"He's got pro habits already, which we love about him, and his character speaks for itself," Midgley said. "He goes through two NHL drafts. He was at both drafts the past two years, and I was talking to his agent the day he signed [with Columbus] … he's crying in the stands, but he never once quit."
This year's draft was the toughest to swallow. Fortier doesn't know what else he could've done to attract a team's interest.
"Every year, I took a step in the right direction, and last year was probably one of my best hockey years," he said. "So, obviously, I went into the draft pretty confident. But I'm not the only guy who didn't drafted, so I couldn't get down on myself. I just kept working."
It paid off with a great start to another season with Halifax. Four NHL teams expressed the most interest in signing him, but the Blue Jackets landed him.
Now, Fortier is excited to be part of a franchise with a lot of young talent. He already knows Blue Jackets rookie forward Pierre-Luc Dubois from the QMJHL, and they were teammates in the Canada-Russia series.
"We actually exchanged texts [when I signed]," Fortier said. "I was really happy to hear from him. Pierre-Luc is an amazing player, but also a really good guy."
Dubois isn't the only young NHL talent Fortier knows.
He's also played on lines with Halifax that included New Jersey Devils forward Nico Hischier, the No.1 overall pick in the 2017 NHL Draft, Winnipeg Jets forward Nikolai Ehlers, San Jose Sharks forward Timo Meier and Canadiens center Jonathan Drouin.

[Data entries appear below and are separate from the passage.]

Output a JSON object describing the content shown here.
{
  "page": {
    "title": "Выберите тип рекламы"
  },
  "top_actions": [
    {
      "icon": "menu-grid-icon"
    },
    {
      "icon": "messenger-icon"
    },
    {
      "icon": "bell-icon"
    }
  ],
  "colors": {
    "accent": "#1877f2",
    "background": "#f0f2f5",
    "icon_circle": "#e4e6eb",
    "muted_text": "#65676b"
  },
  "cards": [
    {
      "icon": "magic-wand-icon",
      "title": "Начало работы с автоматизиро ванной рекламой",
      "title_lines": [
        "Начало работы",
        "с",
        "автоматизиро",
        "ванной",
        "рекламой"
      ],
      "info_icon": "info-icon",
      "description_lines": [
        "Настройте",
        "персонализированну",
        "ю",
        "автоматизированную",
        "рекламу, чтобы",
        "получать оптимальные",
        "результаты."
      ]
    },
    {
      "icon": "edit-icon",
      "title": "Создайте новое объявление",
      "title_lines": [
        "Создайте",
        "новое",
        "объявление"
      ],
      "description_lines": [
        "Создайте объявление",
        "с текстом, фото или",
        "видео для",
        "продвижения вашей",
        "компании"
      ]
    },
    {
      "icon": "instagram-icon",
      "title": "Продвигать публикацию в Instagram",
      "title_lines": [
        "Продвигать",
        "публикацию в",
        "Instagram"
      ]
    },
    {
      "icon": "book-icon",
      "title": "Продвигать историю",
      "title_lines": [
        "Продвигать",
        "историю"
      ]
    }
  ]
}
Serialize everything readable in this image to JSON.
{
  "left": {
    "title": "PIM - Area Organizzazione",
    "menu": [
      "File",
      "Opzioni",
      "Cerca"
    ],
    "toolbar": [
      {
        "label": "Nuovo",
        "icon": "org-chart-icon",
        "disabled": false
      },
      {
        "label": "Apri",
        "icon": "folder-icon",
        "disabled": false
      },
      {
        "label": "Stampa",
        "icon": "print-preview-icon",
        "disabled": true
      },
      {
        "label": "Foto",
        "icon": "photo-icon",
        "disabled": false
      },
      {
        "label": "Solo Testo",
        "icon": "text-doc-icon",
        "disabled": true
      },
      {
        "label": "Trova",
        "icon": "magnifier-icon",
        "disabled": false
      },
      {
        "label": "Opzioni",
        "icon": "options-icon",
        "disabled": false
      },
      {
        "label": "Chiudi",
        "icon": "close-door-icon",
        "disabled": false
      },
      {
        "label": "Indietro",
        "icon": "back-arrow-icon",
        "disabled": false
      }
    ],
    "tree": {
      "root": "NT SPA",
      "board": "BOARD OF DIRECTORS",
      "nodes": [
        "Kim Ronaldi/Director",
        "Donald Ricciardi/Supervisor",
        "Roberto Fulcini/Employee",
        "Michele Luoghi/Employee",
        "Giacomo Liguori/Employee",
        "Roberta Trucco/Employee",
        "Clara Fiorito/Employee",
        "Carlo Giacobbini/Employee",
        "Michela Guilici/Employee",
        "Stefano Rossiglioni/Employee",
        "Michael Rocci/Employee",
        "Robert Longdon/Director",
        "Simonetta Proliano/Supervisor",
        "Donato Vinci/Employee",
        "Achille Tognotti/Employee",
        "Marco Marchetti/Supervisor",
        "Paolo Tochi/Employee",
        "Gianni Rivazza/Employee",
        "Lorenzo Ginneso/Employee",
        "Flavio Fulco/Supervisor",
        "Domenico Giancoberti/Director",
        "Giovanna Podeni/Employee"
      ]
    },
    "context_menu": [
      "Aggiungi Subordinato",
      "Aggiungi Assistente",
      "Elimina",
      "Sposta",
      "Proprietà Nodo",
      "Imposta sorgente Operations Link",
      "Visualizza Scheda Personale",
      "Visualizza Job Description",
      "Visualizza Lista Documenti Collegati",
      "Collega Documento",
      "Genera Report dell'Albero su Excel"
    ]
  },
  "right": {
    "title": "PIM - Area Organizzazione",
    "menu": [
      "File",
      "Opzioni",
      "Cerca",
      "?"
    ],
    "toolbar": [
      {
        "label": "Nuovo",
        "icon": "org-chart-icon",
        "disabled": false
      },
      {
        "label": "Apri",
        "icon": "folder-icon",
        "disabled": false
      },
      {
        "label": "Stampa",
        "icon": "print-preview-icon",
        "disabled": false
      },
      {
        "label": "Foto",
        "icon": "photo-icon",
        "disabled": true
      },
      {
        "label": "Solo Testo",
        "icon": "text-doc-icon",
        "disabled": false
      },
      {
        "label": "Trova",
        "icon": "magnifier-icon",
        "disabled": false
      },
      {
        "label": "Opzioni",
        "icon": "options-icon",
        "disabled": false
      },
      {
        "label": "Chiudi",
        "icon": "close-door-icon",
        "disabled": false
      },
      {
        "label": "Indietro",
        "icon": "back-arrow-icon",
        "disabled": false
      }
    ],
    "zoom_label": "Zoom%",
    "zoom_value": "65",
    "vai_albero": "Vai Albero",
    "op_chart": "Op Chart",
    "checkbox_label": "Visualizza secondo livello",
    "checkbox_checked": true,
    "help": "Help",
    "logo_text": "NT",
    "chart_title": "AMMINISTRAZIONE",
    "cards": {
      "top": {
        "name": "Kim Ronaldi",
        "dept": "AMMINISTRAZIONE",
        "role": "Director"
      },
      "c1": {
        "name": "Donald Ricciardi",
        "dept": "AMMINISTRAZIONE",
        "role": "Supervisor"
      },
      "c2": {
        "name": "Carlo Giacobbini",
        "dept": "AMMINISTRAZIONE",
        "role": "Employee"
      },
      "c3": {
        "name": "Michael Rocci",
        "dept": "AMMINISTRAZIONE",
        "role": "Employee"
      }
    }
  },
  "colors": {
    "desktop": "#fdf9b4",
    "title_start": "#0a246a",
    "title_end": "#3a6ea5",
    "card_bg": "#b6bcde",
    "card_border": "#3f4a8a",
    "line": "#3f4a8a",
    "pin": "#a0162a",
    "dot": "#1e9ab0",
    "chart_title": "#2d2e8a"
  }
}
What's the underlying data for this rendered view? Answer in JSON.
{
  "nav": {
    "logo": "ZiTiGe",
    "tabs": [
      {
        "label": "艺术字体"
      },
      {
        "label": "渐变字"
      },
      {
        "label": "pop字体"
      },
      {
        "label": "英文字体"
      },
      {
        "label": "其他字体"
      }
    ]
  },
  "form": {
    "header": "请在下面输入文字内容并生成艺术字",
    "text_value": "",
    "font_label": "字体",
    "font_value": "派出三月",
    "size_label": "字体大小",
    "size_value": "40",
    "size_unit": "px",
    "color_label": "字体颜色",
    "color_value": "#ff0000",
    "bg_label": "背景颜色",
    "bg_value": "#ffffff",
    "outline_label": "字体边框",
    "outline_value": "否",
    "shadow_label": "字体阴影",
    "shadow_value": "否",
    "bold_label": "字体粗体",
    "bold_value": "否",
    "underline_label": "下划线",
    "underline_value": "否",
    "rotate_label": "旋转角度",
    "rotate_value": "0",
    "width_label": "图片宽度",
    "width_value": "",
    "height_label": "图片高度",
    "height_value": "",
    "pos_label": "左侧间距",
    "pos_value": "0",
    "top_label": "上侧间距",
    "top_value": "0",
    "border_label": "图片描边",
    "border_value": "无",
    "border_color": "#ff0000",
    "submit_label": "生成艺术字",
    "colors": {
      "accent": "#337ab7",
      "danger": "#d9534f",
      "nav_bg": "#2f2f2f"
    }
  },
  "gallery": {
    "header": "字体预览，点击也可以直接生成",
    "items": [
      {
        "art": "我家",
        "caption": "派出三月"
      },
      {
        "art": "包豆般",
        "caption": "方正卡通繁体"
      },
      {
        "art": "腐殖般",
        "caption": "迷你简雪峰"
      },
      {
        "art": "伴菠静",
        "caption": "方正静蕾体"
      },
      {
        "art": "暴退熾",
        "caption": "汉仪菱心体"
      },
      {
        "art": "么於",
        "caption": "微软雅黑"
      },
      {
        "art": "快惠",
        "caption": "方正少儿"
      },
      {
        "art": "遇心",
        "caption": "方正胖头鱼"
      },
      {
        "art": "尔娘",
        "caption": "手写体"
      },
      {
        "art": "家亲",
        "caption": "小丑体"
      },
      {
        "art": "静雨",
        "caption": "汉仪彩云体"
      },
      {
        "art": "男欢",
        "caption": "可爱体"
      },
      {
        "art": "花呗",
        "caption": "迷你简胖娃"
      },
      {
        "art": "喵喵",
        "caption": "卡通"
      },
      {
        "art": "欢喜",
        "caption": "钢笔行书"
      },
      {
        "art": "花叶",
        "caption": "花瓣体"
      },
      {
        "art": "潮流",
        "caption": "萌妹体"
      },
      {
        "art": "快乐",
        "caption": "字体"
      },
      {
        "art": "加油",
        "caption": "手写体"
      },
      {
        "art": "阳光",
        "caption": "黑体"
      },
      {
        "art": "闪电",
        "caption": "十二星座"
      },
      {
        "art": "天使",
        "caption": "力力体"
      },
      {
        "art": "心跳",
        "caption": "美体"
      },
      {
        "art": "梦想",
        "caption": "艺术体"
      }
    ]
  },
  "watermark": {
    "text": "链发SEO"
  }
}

"Those guys are special," Fortier said. "They do things that make them special, that not everyone can do. But just to see them in practice, they never are satisfied. Even if they score two goals or three goals, they want the fourth one. They want the fifth one. So, that's a little bit of what I'm trying to do now. I never get satisfied."
Midgley said Fortier is also special.
"As good as they are, this guy's just as good," he said. "This guy's the real deal. There are some things he has to work on, as far as the defensive side of the game, but his goal-scoring and 'Hockey IQ' speaks for itself. There's a ton of potential for him to play there at that level. He's a pretty dynamic all-around player."
Columbus will take a measured approach with Fortier, who plans to spend the rest of the season in Halifax. The Blue Jackets know, however, there's potential for something really good to develop.
Too much character involved to bet against it.
"You don't want to hype him up, because you just don't know," Zito said. "At the same time, we're pretty happy and we'll just see what happens."